John: The thing we have to look at in life is a need to realize that we’re playing with a level of magic. And to reach that magic we need to learn how to let go of things without causing too great an indulgence.
An indulgence can come in many ways. It can be nothing more than a tone, or a mannerism, that we take on, as if we’re entitled to take it on. Or it can involve the rising up, in our nature, of anything other than the qualities of attentiveness and compassion. And an indulgence can involve our automated reactions to our life experiences.
My dream is set in medieval times – there are castles and everything. I find myself, and the group I’m with, being overrun by invading forces who have swept through the land and taken over.
Instead of running or retreating, however, our teacher keeps us pressing on into the territory that’s just been taken from us. It’s like we’re ignoring what’s happened and we’re heading right into the enemy’s reinforcements.
The enemy has decimated our position and left us powerless. We don’t even have weapons to defend ourselves. Still, rather than give up, or retreat, or regroup, the teacher has us proceeding along, as if he knows something the invaders don’t.
I can sense that the enemy closely monitors every move we make. They see us out in the open, instead of being wise and pulling back. The teacher seems fully aware of what he’s doing – he even says that we’re getting very close to where we may be subject to an ambush.
I complain about not having any weapons to defend an attack, which seems imminent. The teacher agrees. Our movements are like a display of deep inner faith, because nothing about our circumstances indicates that these are the actions we should take.
Then the dream shifts, and I notice that there’s a veil that separates us from the invading forces. A moment earlier it felt like we were surrounded and our every move was observed. Now it feels like we’re not as helpless as I thought. With this shift, I can see a barrier separating us from the enemy.
I also had an earlier image where I saw a dog lunge forward to take food right out of my hand.
The meaning of these dreams is that there’s a place deep inside in which trust defies the limitations of the outer. They show that, first and foremost, I must trust and abide in my inner connections. If I get too enamored at what I have externally, or I think that I’m holding a particular space (symbolized by territory or food) that’s important, something can come at any moment and take it away from me.
In other words, if my attachments are too heavily based in the physical realms rather than the spiritual realms, then the “invaders” can swoop in and take it. Even the dog, which is a symbol of friendship, will snatch what I hold onto right out of my hand.
However, if I can follow my inner guidance and ignore outer appearances, I can thread myself through any obstacle.
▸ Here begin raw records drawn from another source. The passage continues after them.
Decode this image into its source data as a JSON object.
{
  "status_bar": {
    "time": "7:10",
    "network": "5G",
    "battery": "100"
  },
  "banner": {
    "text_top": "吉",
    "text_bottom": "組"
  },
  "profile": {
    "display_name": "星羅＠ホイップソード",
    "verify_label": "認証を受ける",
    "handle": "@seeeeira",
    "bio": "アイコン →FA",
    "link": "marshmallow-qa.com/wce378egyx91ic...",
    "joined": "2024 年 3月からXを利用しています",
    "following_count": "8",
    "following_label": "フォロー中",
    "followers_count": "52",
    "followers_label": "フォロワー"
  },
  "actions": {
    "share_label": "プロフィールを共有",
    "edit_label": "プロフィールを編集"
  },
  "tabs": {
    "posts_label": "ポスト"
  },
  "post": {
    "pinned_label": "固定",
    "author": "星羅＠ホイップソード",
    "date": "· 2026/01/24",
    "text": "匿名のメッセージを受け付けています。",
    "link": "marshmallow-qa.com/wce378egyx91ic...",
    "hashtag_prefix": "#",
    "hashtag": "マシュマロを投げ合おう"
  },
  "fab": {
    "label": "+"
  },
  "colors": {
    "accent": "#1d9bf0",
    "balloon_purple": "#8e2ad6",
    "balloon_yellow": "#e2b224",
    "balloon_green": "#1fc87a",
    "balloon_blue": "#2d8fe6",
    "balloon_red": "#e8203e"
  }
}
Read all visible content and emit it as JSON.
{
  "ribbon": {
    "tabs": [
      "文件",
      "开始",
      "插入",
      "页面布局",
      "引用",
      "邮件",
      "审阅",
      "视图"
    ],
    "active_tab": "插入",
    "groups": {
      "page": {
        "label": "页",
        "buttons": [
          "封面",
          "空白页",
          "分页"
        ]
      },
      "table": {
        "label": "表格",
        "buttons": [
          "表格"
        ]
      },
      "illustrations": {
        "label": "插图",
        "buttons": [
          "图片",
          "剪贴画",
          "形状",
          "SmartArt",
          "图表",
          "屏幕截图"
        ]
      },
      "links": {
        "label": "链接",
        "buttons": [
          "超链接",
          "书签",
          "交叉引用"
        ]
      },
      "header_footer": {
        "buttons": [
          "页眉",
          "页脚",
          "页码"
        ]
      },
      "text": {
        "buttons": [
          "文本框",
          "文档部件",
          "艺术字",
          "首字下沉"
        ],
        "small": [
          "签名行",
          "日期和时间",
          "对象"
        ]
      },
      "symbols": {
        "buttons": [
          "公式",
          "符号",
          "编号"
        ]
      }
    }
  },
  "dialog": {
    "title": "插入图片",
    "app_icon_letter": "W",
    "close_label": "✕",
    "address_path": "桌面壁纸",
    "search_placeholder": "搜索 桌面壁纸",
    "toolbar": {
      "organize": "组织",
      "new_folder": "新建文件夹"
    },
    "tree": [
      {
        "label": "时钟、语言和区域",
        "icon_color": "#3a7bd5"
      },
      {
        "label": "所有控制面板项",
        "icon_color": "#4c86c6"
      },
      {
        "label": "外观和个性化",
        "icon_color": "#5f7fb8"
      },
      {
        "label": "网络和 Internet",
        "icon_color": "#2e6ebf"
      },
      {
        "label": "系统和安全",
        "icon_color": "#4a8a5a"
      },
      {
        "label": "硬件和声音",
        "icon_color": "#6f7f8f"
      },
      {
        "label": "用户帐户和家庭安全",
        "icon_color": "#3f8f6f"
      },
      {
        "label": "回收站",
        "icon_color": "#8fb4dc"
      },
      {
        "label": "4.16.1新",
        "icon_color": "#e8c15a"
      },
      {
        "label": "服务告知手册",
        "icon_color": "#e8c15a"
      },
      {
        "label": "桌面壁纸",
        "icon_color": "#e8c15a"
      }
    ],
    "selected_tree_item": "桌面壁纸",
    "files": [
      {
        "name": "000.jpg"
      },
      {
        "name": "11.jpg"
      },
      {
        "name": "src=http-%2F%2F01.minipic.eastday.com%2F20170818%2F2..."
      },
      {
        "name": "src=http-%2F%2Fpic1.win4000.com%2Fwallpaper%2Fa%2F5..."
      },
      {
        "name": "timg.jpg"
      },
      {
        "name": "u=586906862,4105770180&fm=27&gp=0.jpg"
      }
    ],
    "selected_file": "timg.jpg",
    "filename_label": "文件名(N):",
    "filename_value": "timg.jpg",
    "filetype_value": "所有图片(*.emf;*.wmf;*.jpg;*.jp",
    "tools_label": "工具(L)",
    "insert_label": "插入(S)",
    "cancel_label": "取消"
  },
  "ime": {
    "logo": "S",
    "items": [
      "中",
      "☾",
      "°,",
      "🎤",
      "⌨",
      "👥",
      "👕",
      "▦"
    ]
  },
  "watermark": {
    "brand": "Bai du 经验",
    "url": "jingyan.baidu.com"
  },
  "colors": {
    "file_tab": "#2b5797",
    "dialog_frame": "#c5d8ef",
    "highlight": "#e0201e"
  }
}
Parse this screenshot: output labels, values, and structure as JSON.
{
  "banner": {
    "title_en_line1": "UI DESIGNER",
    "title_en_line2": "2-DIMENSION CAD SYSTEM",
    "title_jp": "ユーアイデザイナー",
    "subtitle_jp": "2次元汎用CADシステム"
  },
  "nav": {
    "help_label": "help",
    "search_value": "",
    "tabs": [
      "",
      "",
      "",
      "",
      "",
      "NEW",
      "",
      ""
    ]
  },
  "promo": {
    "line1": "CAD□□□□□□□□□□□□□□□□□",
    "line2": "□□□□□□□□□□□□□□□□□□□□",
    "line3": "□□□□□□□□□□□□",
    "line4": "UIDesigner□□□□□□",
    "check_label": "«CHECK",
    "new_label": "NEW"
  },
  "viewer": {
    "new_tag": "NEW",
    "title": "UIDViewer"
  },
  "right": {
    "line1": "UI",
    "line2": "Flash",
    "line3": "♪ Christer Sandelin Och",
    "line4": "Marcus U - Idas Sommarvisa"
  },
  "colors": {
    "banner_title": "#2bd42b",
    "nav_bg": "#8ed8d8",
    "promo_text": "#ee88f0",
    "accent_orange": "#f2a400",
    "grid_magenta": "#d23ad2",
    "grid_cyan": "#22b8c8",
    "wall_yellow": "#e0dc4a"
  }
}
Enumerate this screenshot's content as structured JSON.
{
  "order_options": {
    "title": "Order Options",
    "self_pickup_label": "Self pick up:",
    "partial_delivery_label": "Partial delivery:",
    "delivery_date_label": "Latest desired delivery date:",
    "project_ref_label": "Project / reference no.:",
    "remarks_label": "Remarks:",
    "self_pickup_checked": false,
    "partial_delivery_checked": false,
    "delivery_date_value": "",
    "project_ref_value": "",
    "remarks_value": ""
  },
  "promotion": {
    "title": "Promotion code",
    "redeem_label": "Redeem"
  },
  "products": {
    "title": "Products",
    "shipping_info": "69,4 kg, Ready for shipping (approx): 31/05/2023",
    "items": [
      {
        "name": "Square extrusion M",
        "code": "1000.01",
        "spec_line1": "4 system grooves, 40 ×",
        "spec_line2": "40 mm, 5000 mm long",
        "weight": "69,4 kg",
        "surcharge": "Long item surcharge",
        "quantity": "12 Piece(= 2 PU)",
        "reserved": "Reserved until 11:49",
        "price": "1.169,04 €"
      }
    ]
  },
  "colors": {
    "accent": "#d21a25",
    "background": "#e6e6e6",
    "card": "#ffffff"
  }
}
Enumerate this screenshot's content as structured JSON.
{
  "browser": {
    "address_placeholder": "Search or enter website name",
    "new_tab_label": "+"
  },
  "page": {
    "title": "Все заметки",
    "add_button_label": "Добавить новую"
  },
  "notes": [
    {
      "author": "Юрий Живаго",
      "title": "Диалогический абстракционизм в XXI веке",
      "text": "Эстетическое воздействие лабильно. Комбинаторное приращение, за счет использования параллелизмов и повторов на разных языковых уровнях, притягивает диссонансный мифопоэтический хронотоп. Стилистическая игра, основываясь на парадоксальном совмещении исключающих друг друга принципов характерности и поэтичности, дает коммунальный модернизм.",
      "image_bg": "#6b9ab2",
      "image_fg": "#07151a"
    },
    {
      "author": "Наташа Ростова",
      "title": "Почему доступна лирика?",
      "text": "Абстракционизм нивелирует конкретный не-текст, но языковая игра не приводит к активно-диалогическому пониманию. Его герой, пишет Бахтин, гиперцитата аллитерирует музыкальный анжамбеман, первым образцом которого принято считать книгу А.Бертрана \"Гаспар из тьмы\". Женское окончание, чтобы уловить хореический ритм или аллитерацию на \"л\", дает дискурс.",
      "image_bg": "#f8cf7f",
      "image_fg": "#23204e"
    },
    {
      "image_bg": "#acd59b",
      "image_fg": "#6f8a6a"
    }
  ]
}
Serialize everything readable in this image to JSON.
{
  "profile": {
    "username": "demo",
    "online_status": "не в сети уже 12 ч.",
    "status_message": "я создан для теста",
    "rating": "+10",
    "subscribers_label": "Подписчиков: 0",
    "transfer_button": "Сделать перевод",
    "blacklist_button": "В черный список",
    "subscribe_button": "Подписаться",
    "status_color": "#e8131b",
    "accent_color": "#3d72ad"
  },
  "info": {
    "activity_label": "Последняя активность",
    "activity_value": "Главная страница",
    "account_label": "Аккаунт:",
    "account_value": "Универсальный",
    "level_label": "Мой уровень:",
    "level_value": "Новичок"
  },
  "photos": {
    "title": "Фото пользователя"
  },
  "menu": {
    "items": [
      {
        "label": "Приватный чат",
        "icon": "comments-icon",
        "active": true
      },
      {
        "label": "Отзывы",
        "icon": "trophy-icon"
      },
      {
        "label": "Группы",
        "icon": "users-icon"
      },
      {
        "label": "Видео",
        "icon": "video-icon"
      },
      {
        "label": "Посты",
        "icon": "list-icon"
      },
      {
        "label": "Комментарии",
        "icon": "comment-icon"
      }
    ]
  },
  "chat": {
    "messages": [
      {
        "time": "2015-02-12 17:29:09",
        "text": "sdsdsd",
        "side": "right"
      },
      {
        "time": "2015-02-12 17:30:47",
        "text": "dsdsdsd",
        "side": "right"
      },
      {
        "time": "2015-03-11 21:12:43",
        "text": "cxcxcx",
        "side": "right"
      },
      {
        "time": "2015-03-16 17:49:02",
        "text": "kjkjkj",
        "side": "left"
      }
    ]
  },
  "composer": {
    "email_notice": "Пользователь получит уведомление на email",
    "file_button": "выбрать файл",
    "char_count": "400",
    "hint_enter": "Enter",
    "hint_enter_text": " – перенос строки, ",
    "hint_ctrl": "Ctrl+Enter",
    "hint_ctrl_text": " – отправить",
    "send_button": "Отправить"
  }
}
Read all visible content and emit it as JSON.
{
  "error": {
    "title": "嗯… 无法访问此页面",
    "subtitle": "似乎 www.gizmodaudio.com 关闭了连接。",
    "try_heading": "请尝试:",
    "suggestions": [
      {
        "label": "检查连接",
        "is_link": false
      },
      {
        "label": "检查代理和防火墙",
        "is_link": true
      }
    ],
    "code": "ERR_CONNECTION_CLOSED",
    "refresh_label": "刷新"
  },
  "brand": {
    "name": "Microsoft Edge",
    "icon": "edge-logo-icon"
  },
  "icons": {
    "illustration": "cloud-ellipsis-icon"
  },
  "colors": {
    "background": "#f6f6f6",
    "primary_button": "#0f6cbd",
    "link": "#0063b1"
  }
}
It’s when I react to what outer appearances imply or suggest, and let them guide my actions – like retreating in fear – I throw away my inner connection and my trust. Then I can only live in constant fear of losing myself or, I live in a fear in which I do lose myself.
The forces in outer life will always be bigger than I am, because what is hidden actually yields to them, or stays dormant in the presence of them. It is only by me trusting in what is hidden, trusting that I’m in good hands, can I help bring what is hidden out into the open – into life.
Next I have an image that adds information to these dreams. I mean, I could say that something’s missing from the first image because the kind of trust that’s being asked for, few people in their right mind would be able to muster, unless they had “heard” some guidance.
It’s like the story in the Quran where Moses meets the “Servant of God,” later identified as Khidr. Moses asks to accompany him in order to learn, and is told that he has to abide by whatever Khidr does and not question him. Moses agrees, yet each time Khidr takes an action, Moses, shocked by what he sees, always questions what has been done.
It’s not until Moses has broken his promise for the last time and the two must part that Khidr reveals the true compassion behind his actions, a compassion that was hidden from Moses because of his limited viewpoint.
So, in this dream I’m shown a force that has four levels to it. I’m told that the last person to approach this force inadvertently awoke a lion ferocity that had been asleep therein.
As fearful as I feel, I can’t help but notice that the roaring ferocity of the lion is only active on the first level, but that there are three other levels that are still dormant. My sense is that these three levels can only come into being (be awakened) when one has stilled the first level.
In other words, what’s required to pass the first level is to not react to the ferocity of the lion. The law of the lion who is rudely awakened is that he controls the appearance of the present.
In other words, as in the prior image where the invaders seemed to have every visible advantage, there’s still more to consider than what’s immediately discernible. If we react to the most obvious – our external reality, the invaders, a ferocious lion – it becomes the only level we see and experience. In a sense, the strength of our reaction (the ferocity of the lion) confirms it as our reality. Yet that’s a very limited viewpoint that cuts us off from deeper levels of knowing and inner guidance.